What is being asked: The required answer is every line of the data containing the word "JSON".

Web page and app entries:
= = = =

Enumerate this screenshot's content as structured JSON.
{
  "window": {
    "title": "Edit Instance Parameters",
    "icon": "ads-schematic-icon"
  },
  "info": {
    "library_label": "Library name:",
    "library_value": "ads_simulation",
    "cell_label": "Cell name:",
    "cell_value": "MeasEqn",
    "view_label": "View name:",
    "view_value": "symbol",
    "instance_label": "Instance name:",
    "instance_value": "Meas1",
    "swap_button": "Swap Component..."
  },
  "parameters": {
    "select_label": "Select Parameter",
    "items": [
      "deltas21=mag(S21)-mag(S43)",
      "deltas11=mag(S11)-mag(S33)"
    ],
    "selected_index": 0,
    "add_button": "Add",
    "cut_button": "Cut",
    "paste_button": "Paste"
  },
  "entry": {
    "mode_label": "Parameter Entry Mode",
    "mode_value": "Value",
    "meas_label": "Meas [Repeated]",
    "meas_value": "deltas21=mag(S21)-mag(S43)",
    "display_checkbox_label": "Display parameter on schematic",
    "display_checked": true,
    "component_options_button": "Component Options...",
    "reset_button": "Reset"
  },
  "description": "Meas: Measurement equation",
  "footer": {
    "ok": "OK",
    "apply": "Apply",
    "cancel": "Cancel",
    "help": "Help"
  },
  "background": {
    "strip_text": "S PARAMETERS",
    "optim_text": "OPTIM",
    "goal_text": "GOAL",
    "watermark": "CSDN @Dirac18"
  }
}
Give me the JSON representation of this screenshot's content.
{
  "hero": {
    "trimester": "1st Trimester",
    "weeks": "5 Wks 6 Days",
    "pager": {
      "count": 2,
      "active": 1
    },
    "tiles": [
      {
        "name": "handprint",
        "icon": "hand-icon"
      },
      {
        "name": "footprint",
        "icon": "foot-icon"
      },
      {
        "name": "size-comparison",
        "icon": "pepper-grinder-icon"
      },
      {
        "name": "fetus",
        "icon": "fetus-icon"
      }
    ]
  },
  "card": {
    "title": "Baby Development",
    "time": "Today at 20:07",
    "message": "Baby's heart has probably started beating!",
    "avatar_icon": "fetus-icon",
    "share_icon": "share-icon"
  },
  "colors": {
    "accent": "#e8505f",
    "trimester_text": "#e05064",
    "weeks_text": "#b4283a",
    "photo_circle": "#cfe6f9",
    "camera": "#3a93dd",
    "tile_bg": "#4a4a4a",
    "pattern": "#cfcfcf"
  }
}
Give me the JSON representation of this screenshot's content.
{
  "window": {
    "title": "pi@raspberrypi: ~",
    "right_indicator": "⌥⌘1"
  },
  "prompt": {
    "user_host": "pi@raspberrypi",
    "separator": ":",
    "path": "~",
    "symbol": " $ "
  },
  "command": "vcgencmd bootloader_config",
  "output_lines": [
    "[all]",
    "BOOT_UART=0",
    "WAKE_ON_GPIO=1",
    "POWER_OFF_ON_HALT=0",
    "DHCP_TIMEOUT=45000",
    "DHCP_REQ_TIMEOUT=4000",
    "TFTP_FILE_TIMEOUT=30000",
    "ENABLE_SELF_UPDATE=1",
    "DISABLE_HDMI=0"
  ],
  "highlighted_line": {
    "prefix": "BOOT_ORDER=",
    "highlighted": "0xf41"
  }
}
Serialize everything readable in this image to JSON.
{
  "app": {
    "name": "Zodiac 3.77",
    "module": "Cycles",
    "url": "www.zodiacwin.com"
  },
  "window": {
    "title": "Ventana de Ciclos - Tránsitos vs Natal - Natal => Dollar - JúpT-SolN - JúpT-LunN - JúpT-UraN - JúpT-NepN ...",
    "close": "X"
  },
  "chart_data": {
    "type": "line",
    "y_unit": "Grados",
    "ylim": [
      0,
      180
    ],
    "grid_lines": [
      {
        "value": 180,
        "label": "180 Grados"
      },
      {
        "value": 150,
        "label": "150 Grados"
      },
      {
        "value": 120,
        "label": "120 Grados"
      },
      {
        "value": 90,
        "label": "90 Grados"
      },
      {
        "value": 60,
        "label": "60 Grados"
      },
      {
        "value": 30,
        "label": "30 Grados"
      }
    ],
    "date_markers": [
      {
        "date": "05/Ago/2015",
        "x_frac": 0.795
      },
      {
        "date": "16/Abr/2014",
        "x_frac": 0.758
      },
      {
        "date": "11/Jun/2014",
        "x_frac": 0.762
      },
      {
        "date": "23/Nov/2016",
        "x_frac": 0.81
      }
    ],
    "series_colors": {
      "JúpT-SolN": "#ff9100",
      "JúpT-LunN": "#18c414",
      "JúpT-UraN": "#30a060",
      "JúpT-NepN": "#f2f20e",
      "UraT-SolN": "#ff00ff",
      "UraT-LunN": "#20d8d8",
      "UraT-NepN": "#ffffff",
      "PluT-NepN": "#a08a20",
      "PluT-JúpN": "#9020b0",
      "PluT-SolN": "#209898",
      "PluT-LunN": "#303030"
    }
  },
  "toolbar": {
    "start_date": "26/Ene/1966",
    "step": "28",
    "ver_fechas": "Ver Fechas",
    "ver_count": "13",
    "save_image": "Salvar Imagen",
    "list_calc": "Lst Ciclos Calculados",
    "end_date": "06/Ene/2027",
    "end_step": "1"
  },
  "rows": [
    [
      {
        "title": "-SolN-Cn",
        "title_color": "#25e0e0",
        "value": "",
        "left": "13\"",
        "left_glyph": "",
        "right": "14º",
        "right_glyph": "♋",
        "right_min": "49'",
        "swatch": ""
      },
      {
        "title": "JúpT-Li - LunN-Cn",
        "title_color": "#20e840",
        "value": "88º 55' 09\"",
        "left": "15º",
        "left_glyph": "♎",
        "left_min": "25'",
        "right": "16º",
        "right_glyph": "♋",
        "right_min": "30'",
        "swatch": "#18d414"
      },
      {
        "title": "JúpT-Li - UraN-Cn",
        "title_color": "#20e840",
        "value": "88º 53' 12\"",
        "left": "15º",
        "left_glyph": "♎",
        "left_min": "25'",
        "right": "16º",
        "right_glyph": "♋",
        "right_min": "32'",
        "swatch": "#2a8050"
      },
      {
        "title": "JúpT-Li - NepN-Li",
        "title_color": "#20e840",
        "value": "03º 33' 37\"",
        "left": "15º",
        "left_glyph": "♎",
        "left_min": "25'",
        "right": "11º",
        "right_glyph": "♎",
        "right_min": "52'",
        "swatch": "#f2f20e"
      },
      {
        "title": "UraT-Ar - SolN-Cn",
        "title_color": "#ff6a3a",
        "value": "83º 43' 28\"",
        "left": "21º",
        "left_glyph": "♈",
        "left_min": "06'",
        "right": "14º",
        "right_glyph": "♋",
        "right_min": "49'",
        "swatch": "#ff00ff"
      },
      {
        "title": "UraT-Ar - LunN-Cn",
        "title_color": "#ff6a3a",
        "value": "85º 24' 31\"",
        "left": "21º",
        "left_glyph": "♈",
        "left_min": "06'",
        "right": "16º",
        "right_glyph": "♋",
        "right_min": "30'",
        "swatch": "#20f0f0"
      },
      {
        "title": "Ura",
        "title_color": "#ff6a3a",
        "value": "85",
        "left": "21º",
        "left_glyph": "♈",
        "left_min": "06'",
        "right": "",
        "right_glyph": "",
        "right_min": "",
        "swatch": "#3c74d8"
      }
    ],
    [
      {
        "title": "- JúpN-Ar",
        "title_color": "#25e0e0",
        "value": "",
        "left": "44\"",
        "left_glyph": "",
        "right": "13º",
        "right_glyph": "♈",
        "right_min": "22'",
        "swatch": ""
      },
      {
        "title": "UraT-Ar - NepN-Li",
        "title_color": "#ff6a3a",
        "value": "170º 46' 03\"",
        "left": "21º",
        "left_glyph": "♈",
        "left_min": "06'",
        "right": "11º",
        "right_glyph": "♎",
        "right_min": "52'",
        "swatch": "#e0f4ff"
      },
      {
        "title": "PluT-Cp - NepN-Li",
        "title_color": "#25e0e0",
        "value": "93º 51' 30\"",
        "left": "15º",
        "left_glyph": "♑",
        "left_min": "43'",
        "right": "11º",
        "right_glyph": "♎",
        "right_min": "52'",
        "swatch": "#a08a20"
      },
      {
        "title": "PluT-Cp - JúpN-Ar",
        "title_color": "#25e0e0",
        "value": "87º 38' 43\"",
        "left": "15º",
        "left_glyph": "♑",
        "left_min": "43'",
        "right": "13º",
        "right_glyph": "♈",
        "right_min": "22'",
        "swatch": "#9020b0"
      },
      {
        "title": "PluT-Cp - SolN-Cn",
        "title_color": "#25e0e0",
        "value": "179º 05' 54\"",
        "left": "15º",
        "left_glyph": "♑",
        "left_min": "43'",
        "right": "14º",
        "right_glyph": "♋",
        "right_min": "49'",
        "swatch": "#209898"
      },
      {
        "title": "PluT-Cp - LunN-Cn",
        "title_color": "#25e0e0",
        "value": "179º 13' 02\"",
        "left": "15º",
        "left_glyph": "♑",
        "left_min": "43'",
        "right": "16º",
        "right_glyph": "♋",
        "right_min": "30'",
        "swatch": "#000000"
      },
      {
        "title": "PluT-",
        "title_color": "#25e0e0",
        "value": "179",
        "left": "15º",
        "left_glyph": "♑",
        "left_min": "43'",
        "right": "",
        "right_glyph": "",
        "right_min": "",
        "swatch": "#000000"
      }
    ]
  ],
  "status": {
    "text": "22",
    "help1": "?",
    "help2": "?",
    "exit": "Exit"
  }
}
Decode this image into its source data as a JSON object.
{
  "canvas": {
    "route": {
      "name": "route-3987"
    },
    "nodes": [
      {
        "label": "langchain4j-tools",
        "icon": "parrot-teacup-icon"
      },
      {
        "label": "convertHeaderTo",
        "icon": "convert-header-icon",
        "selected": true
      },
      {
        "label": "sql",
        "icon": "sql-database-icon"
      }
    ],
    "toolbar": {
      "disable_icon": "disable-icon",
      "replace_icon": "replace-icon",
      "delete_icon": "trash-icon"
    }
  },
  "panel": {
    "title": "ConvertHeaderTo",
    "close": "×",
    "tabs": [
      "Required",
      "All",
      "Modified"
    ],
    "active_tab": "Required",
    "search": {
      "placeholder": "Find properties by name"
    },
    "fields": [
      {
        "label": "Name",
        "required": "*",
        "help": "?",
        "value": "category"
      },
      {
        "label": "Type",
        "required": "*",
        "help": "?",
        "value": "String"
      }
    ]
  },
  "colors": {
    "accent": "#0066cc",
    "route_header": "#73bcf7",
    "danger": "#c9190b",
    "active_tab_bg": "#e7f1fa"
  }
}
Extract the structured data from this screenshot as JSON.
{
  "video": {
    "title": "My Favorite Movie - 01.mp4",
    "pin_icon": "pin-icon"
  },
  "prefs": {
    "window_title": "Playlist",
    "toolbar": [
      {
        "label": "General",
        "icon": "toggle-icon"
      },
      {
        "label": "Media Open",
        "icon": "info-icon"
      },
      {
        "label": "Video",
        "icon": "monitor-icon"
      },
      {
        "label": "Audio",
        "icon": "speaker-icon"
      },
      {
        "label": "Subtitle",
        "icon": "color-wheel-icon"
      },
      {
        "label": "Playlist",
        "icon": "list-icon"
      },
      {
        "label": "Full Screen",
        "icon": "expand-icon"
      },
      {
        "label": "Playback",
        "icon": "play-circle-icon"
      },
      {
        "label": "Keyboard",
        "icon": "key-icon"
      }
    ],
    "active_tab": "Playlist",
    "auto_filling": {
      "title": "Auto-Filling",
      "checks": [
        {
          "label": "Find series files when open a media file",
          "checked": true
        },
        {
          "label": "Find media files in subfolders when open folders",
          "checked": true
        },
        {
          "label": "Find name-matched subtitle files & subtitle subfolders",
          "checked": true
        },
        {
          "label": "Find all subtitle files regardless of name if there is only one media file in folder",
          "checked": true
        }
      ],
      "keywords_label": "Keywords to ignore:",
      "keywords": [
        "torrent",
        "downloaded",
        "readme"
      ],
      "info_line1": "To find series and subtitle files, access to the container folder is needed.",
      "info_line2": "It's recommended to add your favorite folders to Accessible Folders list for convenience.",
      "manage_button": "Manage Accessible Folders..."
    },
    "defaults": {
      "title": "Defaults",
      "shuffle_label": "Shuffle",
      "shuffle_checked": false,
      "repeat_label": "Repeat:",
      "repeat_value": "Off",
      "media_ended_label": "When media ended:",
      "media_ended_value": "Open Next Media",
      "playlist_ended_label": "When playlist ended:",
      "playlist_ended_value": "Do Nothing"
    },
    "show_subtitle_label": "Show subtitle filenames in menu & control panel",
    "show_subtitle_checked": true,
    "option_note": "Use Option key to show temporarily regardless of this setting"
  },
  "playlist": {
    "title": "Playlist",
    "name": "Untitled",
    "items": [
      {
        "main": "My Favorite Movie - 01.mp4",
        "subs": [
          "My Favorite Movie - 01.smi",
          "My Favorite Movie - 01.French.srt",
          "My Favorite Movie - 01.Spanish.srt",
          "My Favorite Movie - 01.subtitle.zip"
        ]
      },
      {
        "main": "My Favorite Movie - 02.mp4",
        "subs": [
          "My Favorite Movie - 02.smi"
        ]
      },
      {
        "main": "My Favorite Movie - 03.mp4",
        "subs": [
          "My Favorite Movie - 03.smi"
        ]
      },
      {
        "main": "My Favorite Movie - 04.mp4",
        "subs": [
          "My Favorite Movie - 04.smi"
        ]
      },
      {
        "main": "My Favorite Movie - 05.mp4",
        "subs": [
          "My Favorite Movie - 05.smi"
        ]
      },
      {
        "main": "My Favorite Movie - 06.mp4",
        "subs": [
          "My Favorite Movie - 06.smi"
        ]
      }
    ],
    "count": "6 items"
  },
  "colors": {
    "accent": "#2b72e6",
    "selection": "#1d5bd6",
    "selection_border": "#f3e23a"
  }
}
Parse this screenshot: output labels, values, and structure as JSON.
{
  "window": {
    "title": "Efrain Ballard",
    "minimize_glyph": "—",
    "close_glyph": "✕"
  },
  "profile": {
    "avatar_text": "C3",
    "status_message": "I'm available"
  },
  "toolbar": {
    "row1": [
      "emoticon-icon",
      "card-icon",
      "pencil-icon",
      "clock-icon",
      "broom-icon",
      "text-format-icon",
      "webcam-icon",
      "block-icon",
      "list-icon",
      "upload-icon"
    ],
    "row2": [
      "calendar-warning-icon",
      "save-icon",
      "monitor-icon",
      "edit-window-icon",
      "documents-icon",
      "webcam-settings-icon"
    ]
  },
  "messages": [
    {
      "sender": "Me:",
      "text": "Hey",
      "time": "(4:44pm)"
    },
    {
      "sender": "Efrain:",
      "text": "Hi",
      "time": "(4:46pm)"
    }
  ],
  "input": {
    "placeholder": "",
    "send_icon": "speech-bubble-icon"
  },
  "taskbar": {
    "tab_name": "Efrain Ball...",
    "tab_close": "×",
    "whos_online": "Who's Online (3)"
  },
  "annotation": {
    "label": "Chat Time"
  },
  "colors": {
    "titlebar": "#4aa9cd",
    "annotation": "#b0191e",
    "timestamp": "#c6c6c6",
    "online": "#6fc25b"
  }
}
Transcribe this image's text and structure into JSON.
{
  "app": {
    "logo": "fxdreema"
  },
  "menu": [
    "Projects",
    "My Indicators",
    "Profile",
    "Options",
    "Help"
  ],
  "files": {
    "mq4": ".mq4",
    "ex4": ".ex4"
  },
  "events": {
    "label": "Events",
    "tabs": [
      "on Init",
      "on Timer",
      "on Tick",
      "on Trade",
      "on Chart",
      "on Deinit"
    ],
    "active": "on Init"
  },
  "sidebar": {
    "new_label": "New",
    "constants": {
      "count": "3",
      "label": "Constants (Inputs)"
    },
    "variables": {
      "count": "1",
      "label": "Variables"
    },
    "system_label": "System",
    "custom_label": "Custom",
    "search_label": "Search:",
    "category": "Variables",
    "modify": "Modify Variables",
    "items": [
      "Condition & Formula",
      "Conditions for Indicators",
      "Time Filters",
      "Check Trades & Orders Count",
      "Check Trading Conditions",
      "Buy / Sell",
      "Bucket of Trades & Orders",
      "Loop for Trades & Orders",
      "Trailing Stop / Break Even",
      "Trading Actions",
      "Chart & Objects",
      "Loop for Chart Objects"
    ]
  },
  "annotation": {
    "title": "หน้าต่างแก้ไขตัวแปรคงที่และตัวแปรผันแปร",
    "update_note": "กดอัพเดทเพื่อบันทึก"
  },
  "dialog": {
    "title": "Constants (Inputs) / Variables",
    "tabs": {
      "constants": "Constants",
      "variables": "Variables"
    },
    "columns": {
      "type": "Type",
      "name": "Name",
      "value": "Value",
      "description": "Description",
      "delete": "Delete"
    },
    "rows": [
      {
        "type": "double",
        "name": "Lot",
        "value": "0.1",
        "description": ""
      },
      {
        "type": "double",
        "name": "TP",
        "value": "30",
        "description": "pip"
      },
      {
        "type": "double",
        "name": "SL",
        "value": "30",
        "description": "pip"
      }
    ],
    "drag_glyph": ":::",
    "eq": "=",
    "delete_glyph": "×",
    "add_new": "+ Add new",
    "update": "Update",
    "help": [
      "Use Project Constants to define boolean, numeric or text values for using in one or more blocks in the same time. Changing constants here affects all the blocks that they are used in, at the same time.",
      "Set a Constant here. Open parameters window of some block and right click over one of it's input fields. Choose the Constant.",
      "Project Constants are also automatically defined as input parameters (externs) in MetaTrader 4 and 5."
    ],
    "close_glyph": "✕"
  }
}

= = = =

Output for this task:
Enumerate this screenshot's content as structured JSON.
Give me the JSON representation of this screenshot's content.
Give me the JSON representation of this screenshot's content.
Serialize everything readable in this image to JSON.
Decode this image into its source data as a JSON object.
Extract the structured data from this screenshot as JSON.
Parse this screenshot: output labels, values, and structure as JSON.
Transcribe this image's text and structure into JSON.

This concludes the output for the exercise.